• Required work: Scan the lines below and report each one containing "created" by copying it.

++++ Material for this task ++++

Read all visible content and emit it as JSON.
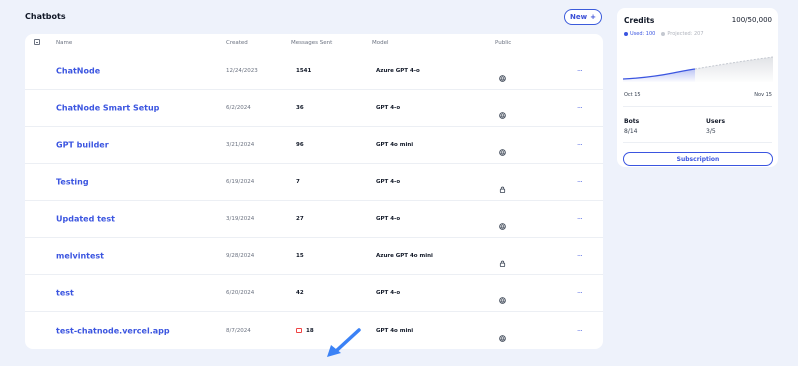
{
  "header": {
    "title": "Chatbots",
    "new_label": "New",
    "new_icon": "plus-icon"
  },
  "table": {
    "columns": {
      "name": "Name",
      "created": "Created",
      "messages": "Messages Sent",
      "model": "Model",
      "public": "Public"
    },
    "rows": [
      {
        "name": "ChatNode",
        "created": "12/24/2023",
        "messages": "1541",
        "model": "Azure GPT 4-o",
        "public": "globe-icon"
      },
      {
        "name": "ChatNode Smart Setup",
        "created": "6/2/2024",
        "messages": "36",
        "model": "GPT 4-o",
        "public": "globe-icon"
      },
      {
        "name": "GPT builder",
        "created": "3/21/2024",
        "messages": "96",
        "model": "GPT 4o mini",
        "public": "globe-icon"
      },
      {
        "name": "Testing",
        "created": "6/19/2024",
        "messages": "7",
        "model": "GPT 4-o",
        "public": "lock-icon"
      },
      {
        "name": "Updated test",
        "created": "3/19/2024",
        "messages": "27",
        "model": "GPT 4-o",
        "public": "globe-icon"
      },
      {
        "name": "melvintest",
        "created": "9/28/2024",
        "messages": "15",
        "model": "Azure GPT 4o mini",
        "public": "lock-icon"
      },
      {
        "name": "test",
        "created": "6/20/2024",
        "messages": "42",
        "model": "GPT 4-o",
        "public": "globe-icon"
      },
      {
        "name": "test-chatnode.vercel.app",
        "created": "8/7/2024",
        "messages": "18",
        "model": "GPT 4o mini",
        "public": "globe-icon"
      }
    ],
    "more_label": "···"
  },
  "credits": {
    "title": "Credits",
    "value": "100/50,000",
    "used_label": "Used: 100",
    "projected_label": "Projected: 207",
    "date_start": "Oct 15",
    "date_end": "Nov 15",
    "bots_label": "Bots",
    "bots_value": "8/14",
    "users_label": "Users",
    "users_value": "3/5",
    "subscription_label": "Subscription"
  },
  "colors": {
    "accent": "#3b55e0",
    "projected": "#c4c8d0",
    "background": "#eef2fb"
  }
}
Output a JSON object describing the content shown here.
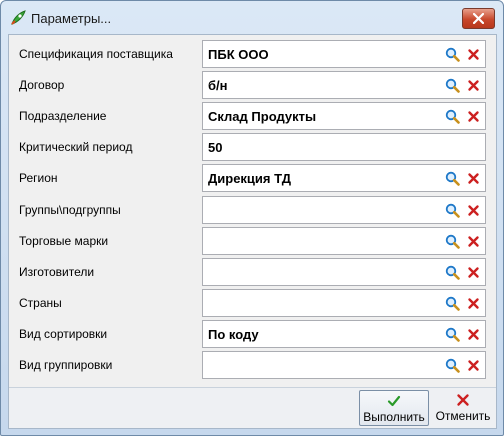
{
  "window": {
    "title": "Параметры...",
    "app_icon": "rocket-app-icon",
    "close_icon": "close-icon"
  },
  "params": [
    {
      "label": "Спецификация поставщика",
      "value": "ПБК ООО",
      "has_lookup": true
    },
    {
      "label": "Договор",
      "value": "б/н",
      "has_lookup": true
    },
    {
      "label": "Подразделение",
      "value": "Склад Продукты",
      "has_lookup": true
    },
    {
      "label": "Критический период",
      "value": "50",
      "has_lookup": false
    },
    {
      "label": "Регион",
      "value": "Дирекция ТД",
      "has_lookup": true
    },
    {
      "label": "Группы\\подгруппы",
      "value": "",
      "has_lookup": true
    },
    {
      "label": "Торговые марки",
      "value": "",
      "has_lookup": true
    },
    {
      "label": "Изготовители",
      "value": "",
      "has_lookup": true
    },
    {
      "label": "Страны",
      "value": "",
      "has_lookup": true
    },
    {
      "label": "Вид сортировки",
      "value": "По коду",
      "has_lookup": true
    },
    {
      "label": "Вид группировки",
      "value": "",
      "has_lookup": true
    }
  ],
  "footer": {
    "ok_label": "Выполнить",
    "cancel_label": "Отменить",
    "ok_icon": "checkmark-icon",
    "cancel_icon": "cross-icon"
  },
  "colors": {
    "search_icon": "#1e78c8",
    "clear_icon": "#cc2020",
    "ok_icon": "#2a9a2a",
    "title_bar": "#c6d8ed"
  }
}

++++

• Task result:
      "created": "Created",
        "created": "12/24/2023",
        "created": "6/2/2024",
        "created": "3/21/2024",
        "created": "6/19/2024",
        "created": "3/19/2024",
        "created": "9/28/2024",
        "created": "6/20/2024",
        "created": "8/7/2024",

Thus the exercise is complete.